Aisuru has delivered a collection of dnb and dubstep songs with smooth melodies mixing in between the darker and peaceful aspects of the EP. Rather than his own voice, Aisuru employed the help of two vocalists, Melissa Hibbert and Tiana Haze. Keys for the track Who Knows were performed by Stewie Ladbrook, another Christchurch musician. Other than these features Aisuru looked after the music making.

“I was writing quite happy and peaceful stuff, to begin with when I toyed with the idea of starting this project. I thought I could turn this into something because it gave off that feeling when I started making my music, which sort of reminded me, of the sort of childhood vibe and mental images of the fairy tales, stories and movies that I had seen growing up. And child fantasy just sort of grew from there to be a real theme for that album because it’s like a childhood fantasy.”

Asked to name a favourite he points to the first track, Ghibli.

“The chords in that are probably my favourite. It reminded me of a movie that I love, My Neighbour Totoro by Studio Ghibli when the little girl runs into the forest and meets Totoro and the giant tree for the first time. That’s just totally it. I nailed that one and it just gave me that vibe.”

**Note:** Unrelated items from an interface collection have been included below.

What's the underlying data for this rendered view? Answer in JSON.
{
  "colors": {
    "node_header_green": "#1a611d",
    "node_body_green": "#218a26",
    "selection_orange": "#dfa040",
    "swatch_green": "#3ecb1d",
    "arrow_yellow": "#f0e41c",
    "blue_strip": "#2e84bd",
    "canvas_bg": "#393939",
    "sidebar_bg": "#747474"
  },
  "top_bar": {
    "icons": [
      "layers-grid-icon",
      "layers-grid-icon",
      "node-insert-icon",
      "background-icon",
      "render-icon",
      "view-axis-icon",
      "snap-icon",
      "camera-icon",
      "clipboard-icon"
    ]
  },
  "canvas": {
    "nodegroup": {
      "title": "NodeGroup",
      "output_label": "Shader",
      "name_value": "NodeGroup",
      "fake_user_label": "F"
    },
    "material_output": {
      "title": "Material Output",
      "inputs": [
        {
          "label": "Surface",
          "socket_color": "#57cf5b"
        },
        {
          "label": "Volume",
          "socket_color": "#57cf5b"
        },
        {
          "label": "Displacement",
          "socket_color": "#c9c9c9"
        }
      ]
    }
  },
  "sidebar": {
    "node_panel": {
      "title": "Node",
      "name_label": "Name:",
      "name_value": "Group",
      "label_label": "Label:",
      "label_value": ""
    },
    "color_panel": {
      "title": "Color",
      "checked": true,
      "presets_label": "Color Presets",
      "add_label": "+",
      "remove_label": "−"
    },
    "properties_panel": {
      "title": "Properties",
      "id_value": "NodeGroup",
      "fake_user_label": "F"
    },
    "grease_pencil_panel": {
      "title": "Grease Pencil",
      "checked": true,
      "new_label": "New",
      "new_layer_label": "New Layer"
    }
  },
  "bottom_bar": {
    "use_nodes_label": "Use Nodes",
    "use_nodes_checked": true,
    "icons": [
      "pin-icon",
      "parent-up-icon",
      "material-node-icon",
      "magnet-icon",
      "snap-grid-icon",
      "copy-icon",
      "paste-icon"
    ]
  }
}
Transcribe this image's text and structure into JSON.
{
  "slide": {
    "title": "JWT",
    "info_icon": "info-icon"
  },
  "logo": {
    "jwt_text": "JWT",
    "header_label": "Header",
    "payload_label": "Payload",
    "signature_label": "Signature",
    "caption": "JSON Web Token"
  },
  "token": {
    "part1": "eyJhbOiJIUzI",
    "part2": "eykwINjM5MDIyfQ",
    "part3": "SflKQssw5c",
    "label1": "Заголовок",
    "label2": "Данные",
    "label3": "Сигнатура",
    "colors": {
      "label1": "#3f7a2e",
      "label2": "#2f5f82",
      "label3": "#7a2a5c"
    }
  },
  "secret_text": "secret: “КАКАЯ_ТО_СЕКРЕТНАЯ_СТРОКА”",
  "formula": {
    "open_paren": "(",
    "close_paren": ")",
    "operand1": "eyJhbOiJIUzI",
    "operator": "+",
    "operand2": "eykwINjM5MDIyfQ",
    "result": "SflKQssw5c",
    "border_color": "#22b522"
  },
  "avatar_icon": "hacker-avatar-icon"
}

The Covid lockdown came only months after his move to Auckland and as for many, the pandemic keeps getting in the way.
“I haven’t actually done a gig in Auckland yet, which sucks. I had one lined up last year, it got cancelled because of Covid and then the rescheduled gig got cancelled because of Covid, and then I was supposed to have my last gig as well but that got postponed!’

Still, he remains enthusiastic about being in Auckland and talks excitedly about heading in a new direction musically. 

“Just techno all the way. I have been listening to an artist from Christchurch called Bomb Dylan. He and a couple of other artists definitely triggered me on the techno road, and I just love it. I love progression, and techno is all about progression. It’s just fun, and I think music has got to be fun, it doesn’t just have to be all technical and angry. It can just be fun and not have a purpose. I think I am relaxing a little bit with music and trying to have fun with it.

“I am just really keen to do some gigs in NZ to begin with – like three gigs cancelled in a row, that’s bad luck! I am not giving up, I don’t know when that will be, but hopefully one day.”